Effect of vitamin D supplements on MS activity

People with MS are often advised to take high doses of vitamin D, but there’s been very little research to assess what effect this might have. Two recent clinical trials (CHOLINE and SOLAR) investigated the effect of vitamin D supplements in people with relapsing remitting MS already taking a disease modifying drug.

CHOLINE: 129 participants already taking Rebif (beta interferon 1a) and with low blood levels of vitamin D were recruited at 27 MS clinics in France. They were randomly assigned to take either 100,000 IU vitamin D3 (equivalent to about 7,000 IU/day) or placebo, once a fortnight for just under two years. The main measure of the study was a change in the number of relapses.

SOLAR: 229 participants already taking Rebif were recruited from 40 MS clinics in Europe and assigned to take either 14,000 IU vitamin D or placebo each day for just under one year. The main measure was the proportion of people at week 48 with no evidence of disease activity (NEDA), a measure which combines no relapses, no increase in disability and no new lesions seen on MRI scans.

Neither study was able to show a clear benefit from taking vitamin D as an add-on to disease modifying drugs but did show some improvements in MRI measures, indicating there may be some improvements in MS activity.
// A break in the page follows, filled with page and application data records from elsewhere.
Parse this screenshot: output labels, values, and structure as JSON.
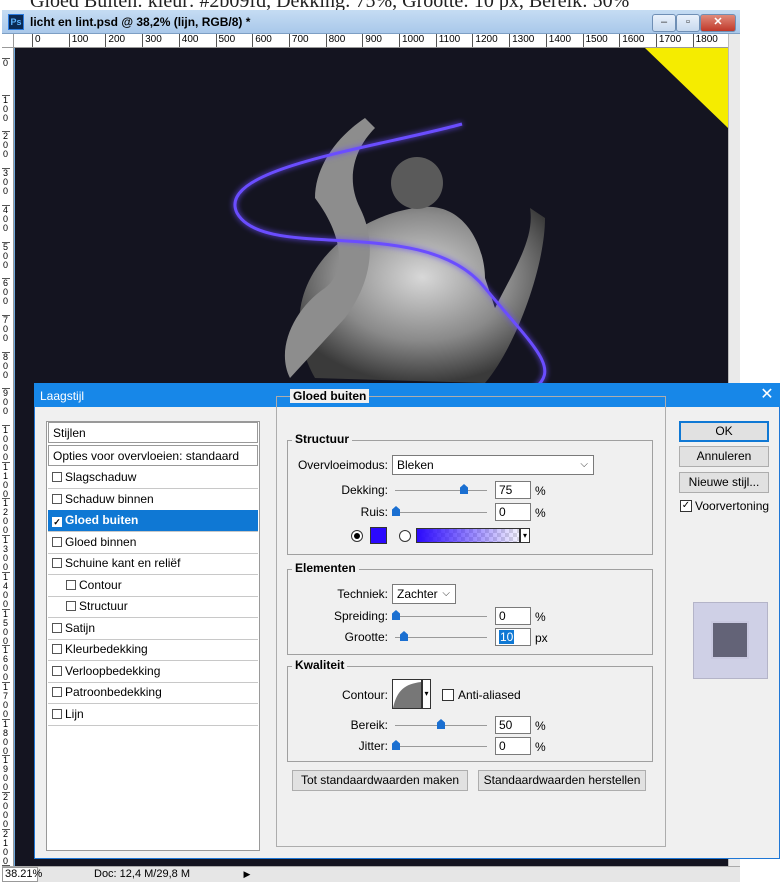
{
  "page_header_fragment": "Gloed Buiten: kleur: #2b09fd, Dekking: 75%, Grootte: 10 px, Bereik: 50%",
  "window": {
    "title": "licht en lint.psd @ 38,2% (lijn, RGB/8) *",
    "app_icon": "Ps",
    "minimize": "–",
    "maximize": "▫",
    "close": "✕"
  },
  "ruler": {
    "horizontal": [
      "0",
      "100",
      "200",
      "300",
      "400",
      "500",
      "600",
      "700",
      "800",
      "900",
      "1000",
      "1100",
      "1200",
      "1300",
      "1400",
      "1500",
      "1600",
      "1700",
      "1800",
      "1"
    ],
    "vertical": [
      "0",
      "100",
      "200",
      "300",
      "400",
      "500",
      "600",
      "700",
      "800",
      "900",
      "1000",
      "1100",
      "1200",
      "1300",
      "1400",
      "1500",
      "1600",
      "1700",
      "1800",
      "1900",
      "2000",
      "2100",
      "2200"
    ]
  },
  "statusbar": {
    "zoom": "38.21%",
    "doc": "Doc: 12,4 M/29,8 M",
    "arrow": "▶"
  },
  "dialog": {
    "title": "Laagstijl",
    "close": "✕",
    "list": {
      "header": "Stijlen",
      "blend": "Opties voor overvloeien: standaard",
      "items": [
        {
          "label": "Slagschaduw",
          "checked": false,
          "indent": false
        },
        {
          "label": "Schaduw binnen",
          "checked": false,
          "indent": false
        },
        {
          "label": "Gloed buiten",
          "checked": true,
          "indent": false,
          "selected": true
        },
        {
          "label": "Gloed binnen",
          "checked": false,
          "indent": false
        },
        {
          "label": "Schuine kant en reliëf",
          "checked": false,
          "indent": false
        },
        {
          "label": "Contour",
          "checked": false,
          "indent": true
        },
        {
          "label": "Structuur",
          "checked": false,
          "indent": true
        },
        {
          "label": "Satijn",
          "checked": false,
          "indent": false
        },
        {
          "label": "Kleurbedekking",
          "checked": false,
          "indent": false
        },
        {
          "label": "Verloopbedekking",
          "checked": false,
          "indent": false
        },
        {
          "label": "Patroonbedekking",
          "checked": false,
          "indent": false
        },
        {
          "label": "Lijn",
          "checked": false,
          "indent": false
        }
      ]
    },
    "panel": {
      "title": "Gloed buiten",
      "structuur": {
        "title": "Structuur",
        "blend_label": "Overvloeimodus:",
        "blend_value": "Bleken",
        "opacity_label": "Dekking:",
        "opacity_value": "75",
        "opacity_unit": "%",
        "noise_label": "Ruis:",
        "noise_value": "0",
        "noise_unit": "%",
        "glow_color": "#2b09fd",
        "gradient_from": "#2b09fd"
      },
      "elementen": {
        "title": "Elementen",
        "technique_label": "Techniek:",
        "technique_value": "Zachter",
        "spread_label": "Spreiding:",
        "spread_value": "0",
        "spread_unit": "%",
        "size_label": "Grootte:",
        "size_value": "10",
        "size_unit": "px"
      },
      "kwaliteit": {
        "title": "Kwaliteit",
        "contour_label": "Contour:",
        "antialias_label": "Anti-aliased",
        "range_label": "Bereik:",
        "range_value": "50",
        "range_unit": "%",
        "jitter_label": "Jitter:",
        "jitter_value": "0",
        "jitter_unit": "%"
      },
      "make_default": "Tot standaardwaarden maken",
      "reset_default": "Standaardwaarden herstellen"
    },
    "buttons": {
      "ok": "OK",
      "cancel": "Annuleren",
      "new_style": "Nieuwe stijl...",
      "preview_label": "Voorvertoning",
      "preview_checked": "✓"
    }
  }
}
The researchers from these two studies teamed up to consider their results. They conclude that the effect of vitamin D supplementation is uncertain and less pronounced than might be expected from correcting low blood levels of vitamin D observed during relapses and MS progression. There could be a number of reasons for this discrepancy; for example, low vitamin D levels and more active MS are in fact unrelated and independently caused by a third, unknown factor.

The researchers conclude that doses of 1000-2000 IU/day would be sufficient to ensure bone health, an important role of vitamin D. They also suggest that a dose of 4000 IU/day would be reasonable advice for people with MS in northern parts of Europe to maintain ideal blood levels of vitamin D.

Read more about this study.

From the MS Trust.